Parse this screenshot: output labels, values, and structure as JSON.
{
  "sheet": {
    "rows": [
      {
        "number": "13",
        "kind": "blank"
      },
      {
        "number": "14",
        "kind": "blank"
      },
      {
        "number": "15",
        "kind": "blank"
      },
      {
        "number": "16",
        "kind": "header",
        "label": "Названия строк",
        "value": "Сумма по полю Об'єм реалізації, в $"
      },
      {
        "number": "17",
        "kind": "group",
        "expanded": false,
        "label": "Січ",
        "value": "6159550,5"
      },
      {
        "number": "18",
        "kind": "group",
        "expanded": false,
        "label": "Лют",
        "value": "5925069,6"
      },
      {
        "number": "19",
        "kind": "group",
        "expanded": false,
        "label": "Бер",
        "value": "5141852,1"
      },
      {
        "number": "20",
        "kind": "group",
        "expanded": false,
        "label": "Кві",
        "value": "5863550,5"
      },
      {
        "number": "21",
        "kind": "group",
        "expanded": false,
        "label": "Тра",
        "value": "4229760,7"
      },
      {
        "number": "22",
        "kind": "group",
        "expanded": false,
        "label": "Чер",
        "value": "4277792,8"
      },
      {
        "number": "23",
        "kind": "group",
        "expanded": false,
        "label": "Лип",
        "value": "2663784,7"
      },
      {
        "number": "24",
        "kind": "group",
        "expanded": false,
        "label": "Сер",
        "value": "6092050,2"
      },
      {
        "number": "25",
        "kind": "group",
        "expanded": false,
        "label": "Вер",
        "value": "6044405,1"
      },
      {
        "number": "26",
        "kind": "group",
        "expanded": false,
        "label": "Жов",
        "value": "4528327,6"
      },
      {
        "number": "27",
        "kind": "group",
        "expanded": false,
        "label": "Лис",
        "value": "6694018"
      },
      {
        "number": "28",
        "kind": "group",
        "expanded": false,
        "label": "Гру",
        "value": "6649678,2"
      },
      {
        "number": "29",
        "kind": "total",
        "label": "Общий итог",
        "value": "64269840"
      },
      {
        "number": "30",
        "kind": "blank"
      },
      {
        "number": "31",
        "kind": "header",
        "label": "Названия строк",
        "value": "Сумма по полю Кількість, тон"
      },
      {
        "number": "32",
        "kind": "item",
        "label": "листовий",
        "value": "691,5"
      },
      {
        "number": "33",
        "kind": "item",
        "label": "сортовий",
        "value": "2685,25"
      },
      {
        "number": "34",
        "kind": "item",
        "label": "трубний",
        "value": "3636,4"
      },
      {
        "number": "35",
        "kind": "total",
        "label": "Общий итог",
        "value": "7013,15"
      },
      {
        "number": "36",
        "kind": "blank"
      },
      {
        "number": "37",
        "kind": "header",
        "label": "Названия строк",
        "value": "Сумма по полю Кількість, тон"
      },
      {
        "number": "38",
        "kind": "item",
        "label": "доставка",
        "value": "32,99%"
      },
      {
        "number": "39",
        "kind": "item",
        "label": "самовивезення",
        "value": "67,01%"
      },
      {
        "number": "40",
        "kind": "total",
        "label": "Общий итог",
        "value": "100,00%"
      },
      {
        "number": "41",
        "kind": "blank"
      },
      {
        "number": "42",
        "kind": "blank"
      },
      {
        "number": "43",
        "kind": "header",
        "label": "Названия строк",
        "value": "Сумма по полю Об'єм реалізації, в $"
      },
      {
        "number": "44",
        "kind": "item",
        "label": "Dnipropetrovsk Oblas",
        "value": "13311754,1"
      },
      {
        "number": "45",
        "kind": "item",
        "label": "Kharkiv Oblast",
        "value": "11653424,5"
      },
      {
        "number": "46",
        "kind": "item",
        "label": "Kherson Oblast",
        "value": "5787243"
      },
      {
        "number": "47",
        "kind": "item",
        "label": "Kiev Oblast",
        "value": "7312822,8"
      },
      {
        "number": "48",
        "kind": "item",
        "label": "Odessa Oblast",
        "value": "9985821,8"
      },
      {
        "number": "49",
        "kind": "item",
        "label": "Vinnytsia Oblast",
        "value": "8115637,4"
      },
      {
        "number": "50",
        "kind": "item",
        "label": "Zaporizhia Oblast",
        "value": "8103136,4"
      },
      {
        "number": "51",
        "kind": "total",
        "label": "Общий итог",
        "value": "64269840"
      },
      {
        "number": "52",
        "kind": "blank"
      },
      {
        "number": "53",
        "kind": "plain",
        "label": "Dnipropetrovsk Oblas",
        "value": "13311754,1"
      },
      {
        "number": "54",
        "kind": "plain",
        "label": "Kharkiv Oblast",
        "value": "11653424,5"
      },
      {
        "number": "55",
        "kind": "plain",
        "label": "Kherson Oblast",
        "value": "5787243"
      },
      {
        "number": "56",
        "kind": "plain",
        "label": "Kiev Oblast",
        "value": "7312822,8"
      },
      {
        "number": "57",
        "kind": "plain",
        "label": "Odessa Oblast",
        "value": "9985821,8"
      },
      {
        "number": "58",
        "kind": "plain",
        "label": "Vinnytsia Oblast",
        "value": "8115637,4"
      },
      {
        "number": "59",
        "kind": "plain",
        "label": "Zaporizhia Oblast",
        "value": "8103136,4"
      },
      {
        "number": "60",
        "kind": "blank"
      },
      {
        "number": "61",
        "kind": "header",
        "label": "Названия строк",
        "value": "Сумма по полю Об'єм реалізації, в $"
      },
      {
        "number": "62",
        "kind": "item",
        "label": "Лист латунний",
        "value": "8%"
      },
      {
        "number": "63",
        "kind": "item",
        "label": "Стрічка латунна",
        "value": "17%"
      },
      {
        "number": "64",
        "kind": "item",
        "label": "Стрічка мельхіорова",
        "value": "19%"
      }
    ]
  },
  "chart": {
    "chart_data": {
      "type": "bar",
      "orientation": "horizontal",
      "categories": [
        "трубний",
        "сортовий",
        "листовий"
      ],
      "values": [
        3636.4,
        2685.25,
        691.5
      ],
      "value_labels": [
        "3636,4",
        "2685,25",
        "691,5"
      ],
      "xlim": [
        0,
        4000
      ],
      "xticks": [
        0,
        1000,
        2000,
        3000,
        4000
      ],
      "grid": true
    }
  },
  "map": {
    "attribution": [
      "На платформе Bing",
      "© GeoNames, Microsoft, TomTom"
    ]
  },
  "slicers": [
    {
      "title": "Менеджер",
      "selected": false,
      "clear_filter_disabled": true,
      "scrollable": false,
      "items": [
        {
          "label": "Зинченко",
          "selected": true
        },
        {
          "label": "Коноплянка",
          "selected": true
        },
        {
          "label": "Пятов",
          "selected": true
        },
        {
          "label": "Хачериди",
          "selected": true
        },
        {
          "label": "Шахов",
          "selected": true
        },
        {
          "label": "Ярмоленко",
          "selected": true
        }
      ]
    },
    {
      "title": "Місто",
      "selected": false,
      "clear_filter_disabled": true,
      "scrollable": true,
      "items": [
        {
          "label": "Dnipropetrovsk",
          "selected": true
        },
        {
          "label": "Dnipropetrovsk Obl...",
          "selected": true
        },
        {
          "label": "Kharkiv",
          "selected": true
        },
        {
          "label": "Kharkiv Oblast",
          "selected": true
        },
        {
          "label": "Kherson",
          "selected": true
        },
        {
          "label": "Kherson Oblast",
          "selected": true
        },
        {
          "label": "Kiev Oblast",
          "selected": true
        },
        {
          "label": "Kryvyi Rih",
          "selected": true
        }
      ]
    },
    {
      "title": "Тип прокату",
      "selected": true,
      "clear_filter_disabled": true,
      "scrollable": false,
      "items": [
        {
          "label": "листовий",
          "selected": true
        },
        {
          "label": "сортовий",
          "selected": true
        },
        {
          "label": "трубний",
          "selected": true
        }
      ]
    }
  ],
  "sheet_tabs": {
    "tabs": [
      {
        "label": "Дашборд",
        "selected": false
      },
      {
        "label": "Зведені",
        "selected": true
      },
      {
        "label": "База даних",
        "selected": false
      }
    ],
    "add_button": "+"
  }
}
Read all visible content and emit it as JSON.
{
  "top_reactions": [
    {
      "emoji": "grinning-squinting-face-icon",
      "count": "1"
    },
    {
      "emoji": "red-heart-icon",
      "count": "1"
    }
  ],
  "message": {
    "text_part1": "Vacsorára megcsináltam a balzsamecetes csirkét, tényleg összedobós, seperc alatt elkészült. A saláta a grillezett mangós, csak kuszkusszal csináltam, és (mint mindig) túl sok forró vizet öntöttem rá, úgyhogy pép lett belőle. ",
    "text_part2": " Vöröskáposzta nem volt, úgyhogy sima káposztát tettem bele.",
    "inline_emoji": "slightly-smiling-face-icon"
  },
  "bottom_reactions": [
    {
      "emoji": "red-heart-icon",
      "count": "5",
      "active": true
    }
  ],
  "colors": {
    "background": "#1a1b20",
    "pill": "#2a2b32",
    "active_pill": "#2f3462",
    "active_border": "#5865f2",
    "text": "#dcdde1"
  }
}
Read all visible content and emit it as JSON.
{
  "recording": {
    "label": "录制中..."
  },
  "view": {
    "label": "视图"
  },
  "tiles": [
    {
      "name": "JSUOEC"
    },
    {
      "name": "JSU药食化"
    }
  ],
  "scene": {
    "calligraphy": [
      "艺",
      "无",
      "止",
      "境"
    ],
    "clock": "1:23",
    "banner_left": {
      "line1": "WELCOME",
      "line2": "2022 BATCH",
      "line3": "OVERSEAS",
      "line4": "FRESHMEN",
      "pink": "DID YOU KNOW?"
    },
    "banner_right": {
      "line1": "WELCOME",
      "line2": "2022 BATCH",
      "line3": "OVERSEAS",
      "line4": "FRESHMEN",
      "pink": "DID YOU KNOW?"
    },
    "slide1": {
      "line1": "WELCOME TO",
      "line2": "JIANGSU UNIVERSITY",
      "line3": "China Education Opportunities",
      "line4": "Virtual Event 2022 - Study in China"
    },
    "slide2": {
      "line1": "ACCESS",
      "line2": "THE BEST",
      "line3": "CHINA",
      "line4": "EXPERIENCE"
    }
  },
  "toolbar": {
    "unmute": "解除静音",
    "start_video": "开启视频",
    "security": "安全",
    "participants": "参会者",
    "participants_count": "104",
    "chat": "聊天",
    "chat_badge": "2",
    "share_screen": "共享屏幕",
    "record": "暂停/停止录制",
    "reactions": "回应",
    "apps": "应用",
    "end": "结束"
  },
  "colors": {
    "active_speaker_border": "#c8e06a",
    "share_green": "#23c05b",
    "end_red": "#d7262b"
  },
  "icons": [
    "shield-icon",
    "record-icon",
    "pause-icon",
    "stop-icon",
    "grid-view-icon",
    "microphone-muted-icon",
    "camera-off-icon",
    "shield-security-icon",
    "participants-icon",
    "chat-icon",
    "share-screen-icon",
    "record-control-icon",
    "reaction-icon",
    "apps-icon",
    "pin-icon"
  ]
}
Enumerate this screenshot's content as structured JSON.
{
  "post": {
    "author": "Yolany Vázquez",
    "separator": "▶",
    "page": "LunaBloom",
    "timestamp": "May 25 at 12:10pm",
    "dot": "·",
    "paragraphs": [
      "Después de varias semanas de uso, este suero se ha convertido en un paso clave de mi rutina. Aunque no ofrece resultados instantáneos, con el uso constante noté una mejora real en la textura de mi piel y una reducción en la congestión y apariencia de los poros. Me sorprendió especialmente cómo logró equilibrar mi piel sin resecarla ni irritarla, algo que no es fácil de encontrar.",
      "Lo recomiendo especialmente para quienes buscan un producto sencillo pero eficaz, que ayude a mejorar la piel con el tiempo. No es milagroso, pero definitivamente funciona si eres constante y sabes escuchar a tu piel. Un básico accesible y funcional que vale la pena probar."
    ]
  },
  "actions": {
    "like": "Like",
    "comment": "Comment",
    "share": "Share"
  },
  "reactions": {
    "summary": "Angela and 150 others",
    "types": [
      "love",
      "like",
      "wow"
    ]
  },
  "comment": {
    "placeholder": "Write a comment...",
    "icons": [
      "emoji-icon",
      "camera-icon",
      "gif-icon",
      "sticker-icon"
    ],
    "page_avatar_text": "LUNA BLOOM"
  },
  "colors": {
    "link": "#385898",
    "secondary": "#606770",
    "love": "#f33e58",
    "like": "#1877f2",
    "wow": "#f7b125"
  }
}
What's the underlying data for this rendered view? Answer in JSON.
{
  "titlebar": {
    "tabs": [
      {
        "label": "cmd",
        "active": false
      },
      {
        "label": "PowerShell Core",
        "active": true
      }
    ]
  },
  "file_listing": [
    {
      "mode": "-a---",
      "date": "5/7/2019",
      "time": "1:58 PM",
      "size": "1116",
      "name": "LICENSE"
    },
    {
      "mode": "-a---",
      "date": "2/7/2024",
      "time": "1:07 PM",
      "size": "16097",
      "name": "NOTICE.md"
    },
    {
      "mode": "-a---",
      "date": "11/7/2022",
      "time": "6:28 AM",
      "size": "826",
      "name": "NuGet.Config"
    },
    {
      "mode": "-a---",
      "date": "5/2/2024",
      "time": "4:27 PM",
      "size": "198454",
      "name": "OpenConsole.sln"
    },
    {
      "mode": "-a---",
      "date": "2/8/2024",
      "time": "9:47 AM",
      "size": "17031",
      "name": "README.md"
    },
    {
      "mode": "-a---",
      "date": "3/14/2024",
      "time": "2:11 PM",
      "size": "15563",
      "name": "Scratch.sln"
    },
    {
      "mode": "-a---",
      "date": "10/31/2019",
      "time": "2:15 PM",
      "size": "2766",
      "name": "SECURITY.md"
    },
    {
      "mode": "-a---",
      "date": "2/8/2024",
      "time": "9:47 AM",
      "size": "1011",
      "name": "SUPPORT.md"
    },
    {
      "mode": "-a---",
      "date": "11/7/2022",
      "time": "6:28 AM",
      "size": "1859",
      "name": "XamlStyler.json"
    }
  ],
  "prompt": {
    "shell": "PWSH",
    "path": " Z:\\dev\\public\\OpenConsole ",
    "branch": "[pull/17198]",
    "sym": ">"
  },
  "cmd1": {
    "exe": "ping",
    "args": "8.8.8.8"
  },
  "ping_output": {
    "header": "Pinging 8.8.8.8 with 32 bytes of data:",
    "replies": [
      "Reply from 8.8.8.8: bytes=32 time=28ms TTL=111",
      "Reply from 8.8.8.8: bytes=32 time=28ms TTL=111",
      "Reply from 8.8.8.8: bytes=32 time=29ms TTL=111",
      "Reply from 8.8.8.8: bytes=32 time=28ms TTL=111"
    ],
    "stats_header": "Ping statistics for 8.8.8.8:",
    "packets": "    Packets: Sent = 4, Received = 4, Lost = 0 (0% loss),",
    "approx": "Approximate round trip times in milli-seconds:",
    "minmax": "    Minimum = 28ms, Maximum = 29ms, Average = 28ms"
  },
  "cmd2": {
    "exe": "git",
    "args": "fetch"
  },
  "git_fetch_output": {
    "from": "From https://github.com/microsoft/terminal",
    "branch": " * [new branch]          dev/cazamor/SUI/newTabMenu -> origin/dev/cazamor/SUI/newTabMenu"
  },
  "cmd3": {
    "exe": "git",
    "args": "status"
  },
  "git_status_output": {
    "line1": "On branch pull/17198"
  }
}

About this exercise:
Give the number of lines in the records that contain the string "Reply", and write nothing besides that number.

Task response:
4